### What is needed
Filter the listing below, copying every line in which the word "JSON" appears.
--- Input data ---
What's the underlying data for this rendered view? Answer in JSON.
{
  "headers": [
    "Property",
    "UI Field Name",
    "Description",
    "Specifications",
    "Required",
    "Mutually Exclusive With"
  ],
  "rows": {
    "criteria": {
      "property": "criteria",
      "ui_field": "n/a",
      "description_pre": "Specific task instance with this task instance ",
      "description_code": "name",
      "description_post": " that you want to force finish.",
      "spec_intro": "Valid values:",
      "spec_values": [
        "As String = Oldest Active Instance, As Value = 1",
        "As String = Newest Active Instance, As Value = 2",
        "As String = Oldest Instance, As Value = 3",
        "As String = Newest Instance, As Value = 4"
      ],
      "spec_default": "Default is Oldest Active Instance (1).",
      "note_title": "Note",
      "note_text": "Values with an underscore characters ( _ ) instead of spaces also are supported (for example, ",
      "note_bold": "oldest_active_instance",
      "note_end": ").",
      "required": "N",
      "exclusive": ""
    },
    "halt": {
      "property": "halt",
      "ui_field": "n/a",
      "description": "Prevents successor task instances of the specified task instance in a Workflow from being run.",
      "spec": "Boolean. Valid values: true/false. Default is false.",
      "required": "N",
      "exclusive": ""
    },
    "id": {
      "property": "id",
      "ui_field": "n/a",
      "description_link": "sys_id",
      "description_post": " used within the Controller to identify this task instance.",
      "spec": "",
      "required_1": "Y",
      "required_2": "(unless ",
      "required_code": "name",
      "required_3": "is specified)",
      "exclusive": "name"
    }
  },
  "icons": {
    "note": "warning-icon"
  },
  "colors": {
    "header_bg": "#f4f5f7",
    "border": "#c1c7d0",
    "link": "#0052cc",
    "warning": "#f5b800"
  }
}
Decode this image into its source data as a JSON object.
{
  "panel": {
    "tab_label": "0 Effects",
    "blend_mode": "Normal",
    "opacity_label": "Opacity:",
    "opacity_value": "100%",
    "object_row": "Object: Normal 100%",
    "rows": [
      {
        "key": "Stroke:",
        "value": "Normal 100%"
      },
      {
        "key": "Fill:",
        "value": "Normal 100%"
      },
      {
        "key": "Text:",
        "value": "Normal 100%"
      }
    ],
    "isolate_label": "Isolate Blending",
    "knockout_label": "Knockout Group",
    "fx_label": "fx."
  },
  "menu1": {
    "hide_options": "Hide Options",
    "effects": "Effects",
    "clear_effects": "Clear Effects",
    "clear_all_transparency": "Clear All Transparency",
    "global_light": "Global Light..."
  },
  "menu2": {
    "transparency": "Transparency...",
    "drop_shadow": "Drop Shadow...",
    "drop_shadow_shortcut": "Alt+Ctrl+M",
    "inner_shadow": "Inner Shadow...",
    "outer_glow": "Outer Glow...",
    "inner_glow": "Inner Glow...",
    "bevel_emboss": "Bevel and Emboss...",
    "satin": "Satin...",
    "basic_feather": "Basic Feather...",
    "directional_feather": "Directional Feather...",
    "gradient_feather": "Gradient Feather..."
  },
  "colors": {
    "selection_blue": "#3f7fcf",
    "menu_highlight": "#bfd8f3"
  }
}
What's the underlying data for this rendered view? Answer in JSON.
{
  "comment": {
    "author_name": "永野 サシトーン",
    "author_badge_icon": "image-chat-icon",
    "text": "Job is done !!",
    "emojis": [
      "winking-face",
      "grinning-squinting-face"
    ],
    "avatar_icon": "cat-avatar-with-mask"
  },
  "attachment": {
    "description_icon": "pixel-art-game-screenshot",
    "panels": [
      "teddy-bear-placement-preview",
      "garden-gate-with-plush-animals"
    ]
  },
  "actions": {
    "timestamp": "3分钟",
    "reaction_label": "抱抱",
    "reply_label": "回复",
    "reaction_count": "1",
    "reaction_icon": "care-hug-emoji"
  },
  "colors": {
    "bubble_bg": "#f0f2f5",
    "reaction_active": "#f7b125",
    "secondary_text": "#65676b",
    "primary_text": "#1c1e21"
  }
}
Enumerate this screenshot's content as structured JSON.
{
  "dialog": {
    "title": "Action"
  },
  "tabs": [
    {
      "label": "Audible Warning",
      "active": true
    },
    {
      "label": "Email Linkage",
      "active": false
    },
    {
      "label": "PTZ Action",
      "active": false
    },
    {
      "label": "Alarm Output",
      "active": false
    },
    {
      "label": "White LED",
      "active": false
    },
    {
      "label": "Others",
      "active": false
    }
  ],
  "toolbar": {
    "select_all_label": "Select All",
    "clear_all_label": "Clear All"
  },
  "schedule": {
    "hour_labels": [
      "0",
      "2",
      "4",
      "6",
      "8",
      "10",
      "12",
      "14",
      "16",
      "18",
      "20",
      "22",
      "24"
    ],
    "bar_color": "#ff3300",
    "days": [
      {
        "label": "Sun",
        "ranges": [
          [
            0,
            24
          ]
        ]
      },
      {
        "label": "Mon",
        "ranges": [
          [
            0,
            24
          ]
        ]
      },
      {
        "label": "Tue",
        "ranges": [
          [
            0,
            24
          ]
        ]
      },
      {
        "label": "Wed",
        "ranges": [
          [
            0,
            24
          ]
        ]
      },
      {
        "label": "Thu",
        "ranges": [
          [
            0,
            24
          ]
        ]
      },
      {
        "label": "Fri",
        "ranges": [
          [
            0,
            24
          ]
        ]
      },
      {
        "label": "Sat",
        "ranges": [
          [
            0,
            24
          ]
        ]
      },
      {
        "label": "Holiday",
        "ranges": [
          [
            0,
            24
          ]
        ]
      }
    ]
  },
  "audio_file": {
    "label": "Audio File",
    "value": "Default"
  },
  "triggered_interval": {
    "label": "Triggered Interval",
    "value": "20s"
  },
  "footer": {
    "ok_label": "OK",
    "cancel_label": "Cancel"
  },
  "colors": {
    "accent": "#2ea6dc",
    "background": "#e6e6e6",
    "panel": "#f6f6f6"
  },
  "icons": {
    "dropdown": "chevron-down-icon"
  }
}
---
### Expected answer
What's the underlying data for this rendered view? Answer in JSON.
Decode this image into its source data as a JSON object.
What's the underlying data for this rendered view? Answer in JSON.
Enumerate this screenshot's content as structured JSON.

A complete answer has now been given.